| Photo by Mika Baumeister on Unsplash | MR Online Photo by Mika Baumeister on Unsplash

UK & Sweden’s carbon targets half what is needed for 1.5C

Originally published: Tyndall Centre on June 8, 2020 (more by Tyndall Centre)  | (Posted Aug 01, 2020)

Climate progressive countries United Kingdom and Sweden have to ramp up their commitments to reach the Paris Agreement goal, according to a new study led by Kevin Anderson of the Tyndall Centre for Climate Change Research at the University of Manchester and Upsalla University.

The Paris Agreement mechanism relies on Nationally Determined Contributions—commitments made by each country to reduce national emissions over five year time spans, and plans to adapt to the impacts of climate change. These five year commitments determine whether or not the goals of the Paris Agreement can be achieved – a global peaking of greenhouse gas emissions as soon as possible to limit warming between 1.5C to 2C.

The UK and Sweden are two countries with legislative frameworks underpinning their climate strategies. Both have committees on climate change to advise on the timeframe, scale, obstacles, and opportunities for delivering on their government’s climate commitments.

Kevin’s analysis with Tyndall colleague John Broderick and Swedish PhD researcher Isak Stoddard at Upsalla University looks at the UK and Sweden’s carbon emissions, excluding non-energy sources of CO2 like cement production and deforestation. This follows the principle of Common but Differentiated Responsibilities and Respective Capabilities (CBDR-RC), acknowledging the different capabilities and responsibilities of countries in addressing climate change.

The study also allocates Paris-compliant carbon budgets to the UK and Sweden based on emissions grandfathering, where recent emissions inform future emissions entitlement. They estimate the UK has a Paris-compliant carbon budget of between 3700MtCO2 to 2800MtCO2 and needs to have a minimum mitigation rate of 10%-13% annually. Sweden has a share of 280MtCO2 to 370MtCO2 and needs 12% to 15% annual mitigation rates.

The UK’s Climate Change Act established a series of five year carbon budgets and in 2019, set a target to reach net zero emissions by 2050. Currently, the UK is within its own set carbon budgets.

The author’s analysis calculates the UK Government’s total carbon emissions between 2020 to 2100, including international aviation and shipping, to be 9000MtCO2 with a mitigation rate of nearer 5% each year. This puts the UK’s emissions at more than twice its Paris-compliant carbon budget and its mitigation rate at less than half of what is needed to reach the Paris Agreement goals.

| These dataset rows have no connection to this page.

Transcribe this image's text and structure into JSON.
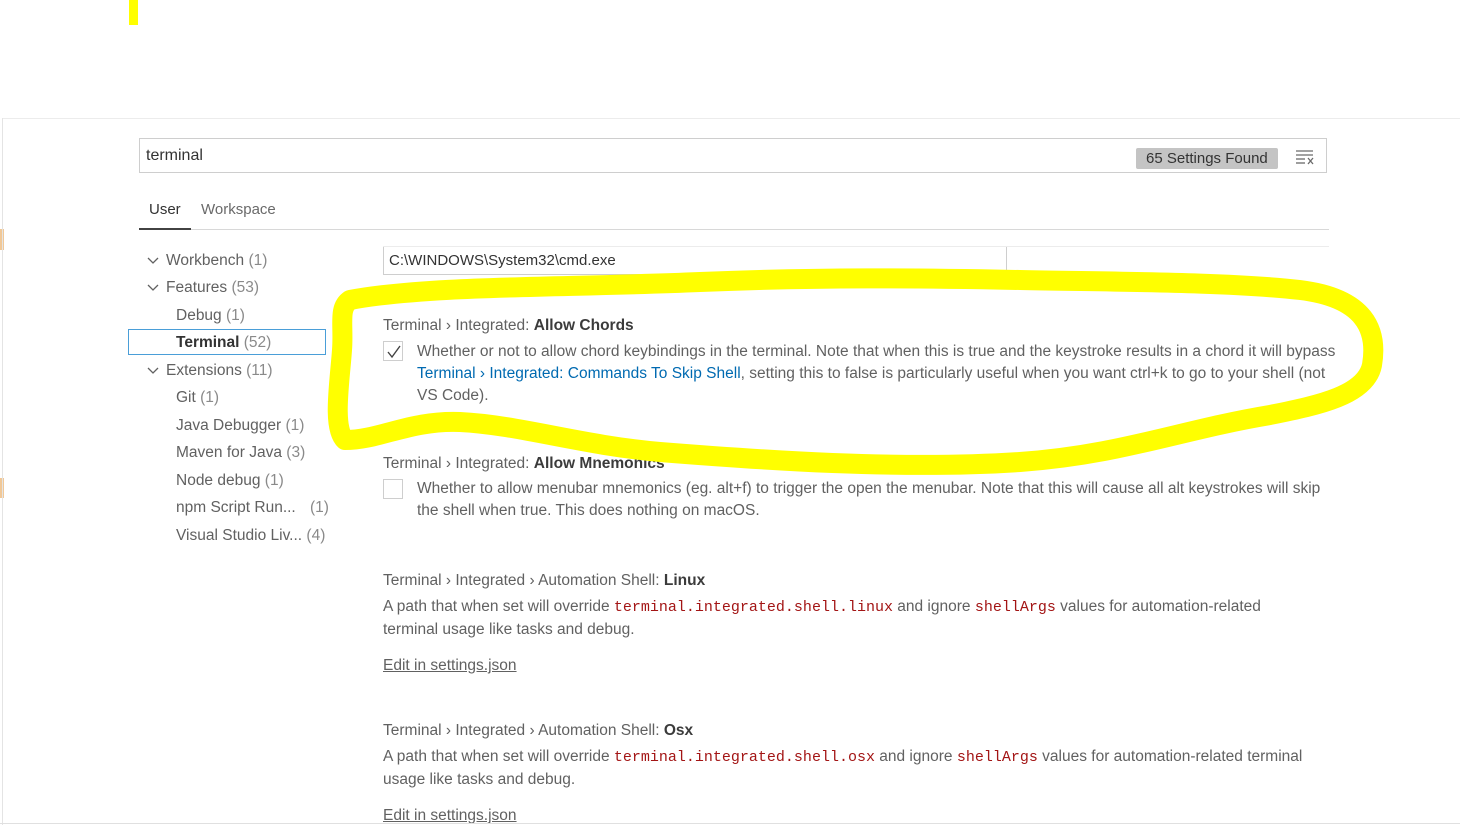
{
  "search": {
    "value": "terminal",
    "count_label": "65 Settings Found"
  },
  "tabs": [
    {
      "label": "User"
    },
    {
      "label": "Workspace"
    }
  ],
  "toc": [
    {
      "label": "Workbench",
      "count": "(1)"
    },
    {
      "label": "Features",
      "count": "(53)"
    },
    {
      "label": "Debug",
      "count": "(1)"
    },
    {
      "label": "Terminal",
      "count": "(52)"
    },
    {
      "label": "Extensions",
      "count": "(11)"
    },
    {
      "label": "Git",
      "count": "(1)"
    },
    {
      "label": "Java Debugger",
      "count": "(1)"
    },
    {
      "label": "Maven for Java",
      "count": "(3)"
    },
    {
      "label": "Node debug",
      "count": "(1)"
    },
    {
      "label": "npm Script Run...",
      "count": "(1)"
    },
    {
      "label": "Visual Studio Liv...",
      "count": "(4)"
    }
  ],
  "shell_path": "C:\\WINDOWS\\System32\\cmd.exe",
  "settings": {
    "allow_chords": {
      "category": "Terminal › Integrated: ",
      "name": "Allow Chords",
      "checked": true,
      "desc_1": "Whether or not to allow chord keybindings in the terminal. Note that when this is true and the keystroke results in a chord it will bypass ",
      "desc_link": "Terminal › Integrated: Commands To Skip Shell",
      "desc_2": ", setting this to false is particularly useful when you want ctrl+k to go to your shell (not VS Code)."
    },
    "allow_mnemonics": {
      "category": "Terminal › Integrated: ",
      "name": "Allow Mnemonics",
      "checked": false,
      "desc": "Whether to allow menubar mnemonics (eg. alt+f) to trigger the open the menubar. Note that this will cause all alt keystrokes will skip the shell when true. This does nothing on macOS."
    },
    "automation_linux": {
      "category": "Terminal › Integrated › Automation Shell: ",
      "name": "Linux",
      "desc_1": "A path that when set will override ",
      "code_1": "terminal.integrated.shell.linux",
      "desc_2": " and ignore ",
      "code_2": "shellArgs",
      "desc_3": " values for automation-related terminal usage like tasks and debug.",
      "edit_label": "Edit in settings.json"
    },
    "automation_osx": {
      "category": "Terminal › Integrated › Automation Shell: ",
      "name": "Osx",
      "desc_1": "A path that when set will override ",
      "code_1": "terminal.integrated.shell.osx",
      "desc_2": " and ignore ",
      "code_2": "shellArgs",
      "desc_3": " values for automation-related terminal usage like tasks and debug.",
      "edit_label": "Edit in settings.json"
    }
  },
  "colors": {
    "highlight": "#ffff00",
    "link": "#006ab1",
    "code": "#a31515",
    "selection_border": "#4a9ed8"
  }
}
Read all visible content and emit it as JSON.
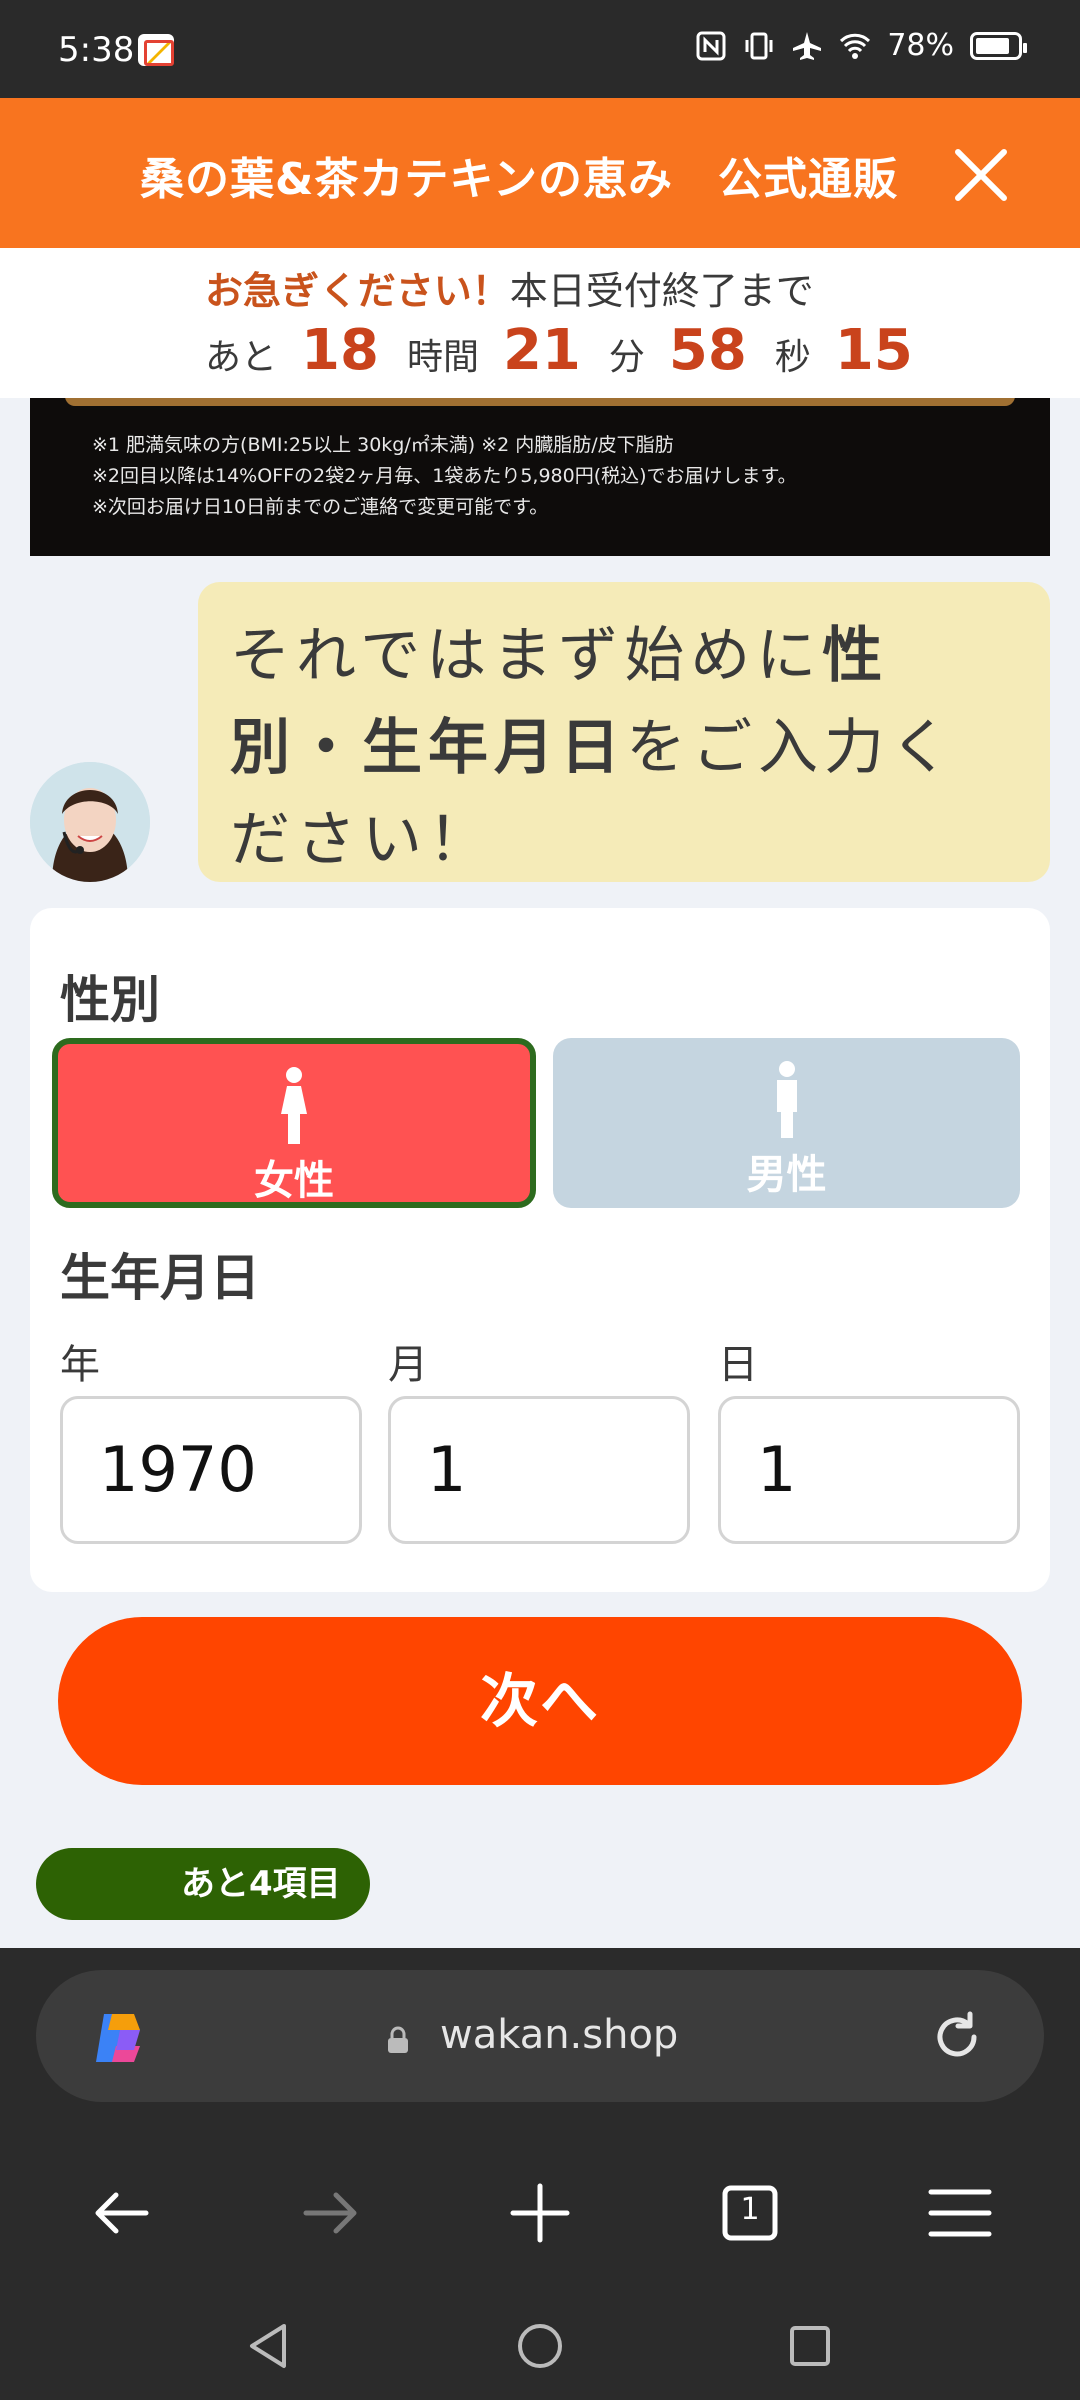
{
  "status_bar": {
    "time": "5:38",
    "battery_percent": "78%",
    "icons": [
      "gmail-icon",
      "nfc-icon",
      "vibrate-icon",
      "airplane-icon",
      "wifi-icon",
      "battery-icon"
    ]
  },
  "header": {
    "title": "桑の葉&茶カテキンの恵み　公式通販",
    "close_icon": "close-icon",
    "background": "#f8741f"
  },
  "countdown": {
    "hurry": "お急ぎください！",
    "until": "本日受付終了まで",
    "prefix": "あと",
    "hours": "18",
    "hours_label": "時間",
    "minutes": "21",
    "minutes_label": "分",
    "seconds": "58",
    "seconds_label": "秒",
    "frames": "15"
  },
  "banner": {
    "note1": "※1 肥満気味の方(BMI:25以上 30kg/㎡未満) ※2 内臓脂肪/皮下脂肪",
    "note2": "※2回目以降は14%OFFの2袋2ヶ月毎、1袋あたり5,980円(税込)でお届けします。",
    "note3": "※次回お届け日10日前までのご連絡で変更可能です。"
  },
  "chat": {
    "part1": "それではまず始めに",
    "bold1": "性別・生年月日",
    "part2": "をご入力ください！"
  },
  "form": {
    "gender_label": "性別",
    "female": "女性",
    "male": "男性",
    "selected_gender": "female",
    "birthday_label": "生年月日",
    "year_label": "年",
    "month_label": "月",
    "day_label": "日",
    "year_value": "1970",
    "month_value": "1",
    "day_value": "1"
  },
  "next_button": "次へ",
  "remaining_badge": "あと4項目",
  "browser": {
    "url": "wakan.shop",
    "tab_count": "1"
  },
  "colors": {
    "accent_orange": "#ff4500",
    "female_red": "#ff5252",
    "selected_border": "#2d6b1e",
    "badge_green": "#2d6204"
  }
}
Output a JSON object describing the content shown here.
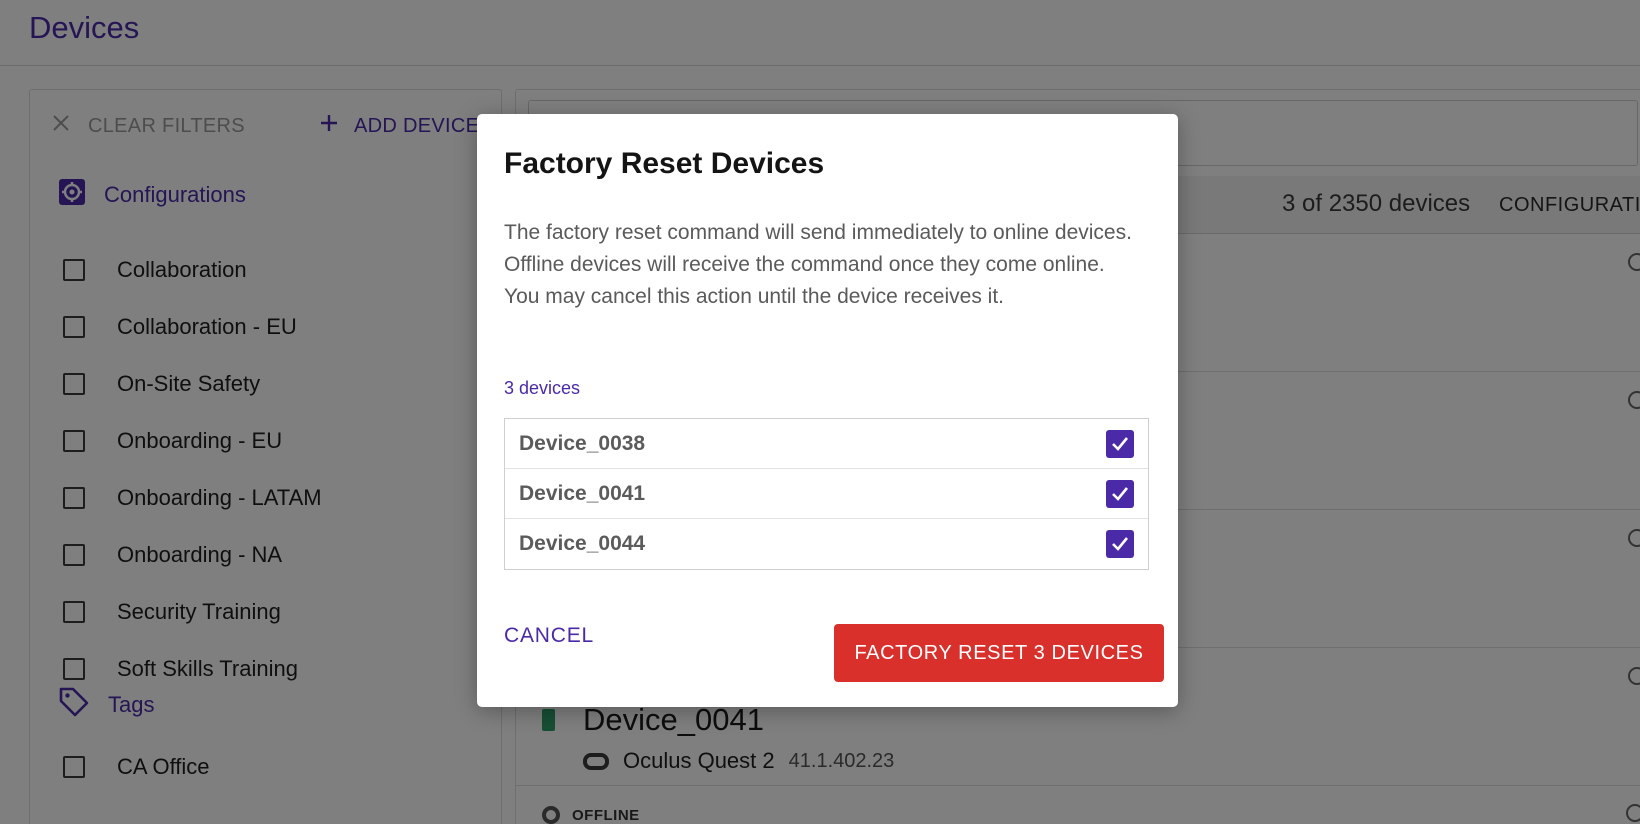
{
  "header": {
    "title": "Devices"
  },
  "sidebar": {
    "clear_filters": "CLEAR FILTERS",
    "add_device": "ADD DEVICE",
    "configurations_title": "Configurations",
    "configurations": [
      "Collaboration",
      "Collaboration - EU",
      "On-Site Safety",
      "Onboarding - EU",
      "Onboarding - LATAM",
      "Onboarding - NA",
      "Security Training",
      "Soft Skills Training"
    ],
    "tags_title": "Tags",
    "tags": [
      "CA Office"
    ]
  },
  "list": {
    "count": "3 of 2350 devices",
    "configurations_col": "CONFIGURATIONS",
    "visible_device": {
      "name": "Device_0041",
      "model": "Oculus Quest 2",
      "version": "41.1.402.23"
    },
    "next_status": "OFFLINE"
  },
  "modal": {
    "title": "Factory Reset Devices",
    "body": "The factory reset command will send immediately to online devices. Offline devices will receive the command once they come online. You may cancel this action until the device receives it.",
    "device_count": "3 devices",
    "devices": [
      {
        "name": "Device_0038",
        "checked": true
      },
      {
        "name": "Device_0041",
        "checked": true
      },
      {
        "name": "Device_0044",
        "checked": true
      }
    ],
    "cancel_label": "CANCEL",
    "confirm_label": "FACTORY RESET 3 DEVICES"
  },
  "colors": {
    "accent": "#4b2aa8",
    "danger": "#d9302c",
    "online": "#2f9e6b"
  },
  "icons": {
    "clear": "close-icon",
    "add": "plus-icon",
    "configurations": "gear-icon",
    "tags": "tag-icon",
    "check": "check-icon"
  }
}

Sweden’s new climate policy framework was adopted in 2017, with a goal of net zero emissions by 2045. Unlike the UK, Sweden’s climate policy does not reference carbon budgets. However, Sweden has set emission targets, where emissions need to be at least 85% lower than 1990 levels in order to reach net zero by 2045.

Looking at Sweden’s total carbon emissions between 2020 to 2100 shows that the country’s total emissions would be around 800MtCO2, more than double the Paris-compliant carbon budget. The study has found a significant gap between the carbon budget and trajectories implied by the Swedish climate policy framework and that of a Paris-compliant pathway.

“Both the UK and Sweden are heralded as climate progressive countries, but our study shows that much more needs to be done in order to deliver on the commitments enshrined in the Paris Agreement. Even within climate progressive countries, the Paris Agreement requires, at the very least, an immediate doubling in mitigation rates,” says Prof. Kevin Anderson.

Read the full paper in Climate Policy journal here ‘A factor of two: how the mitigation plans of ‘climate progressive’ nations fall far short of Paris-compliant pathways’ by Kevin Anderson, John Broderick and Isak Stoddard

Monthly Review does not necessarily adhere to all of the views conveyed in articles republished at MR Online. Our goal is to share a variety of left perspectives that we think our readers will find interesting or useful. —Eds.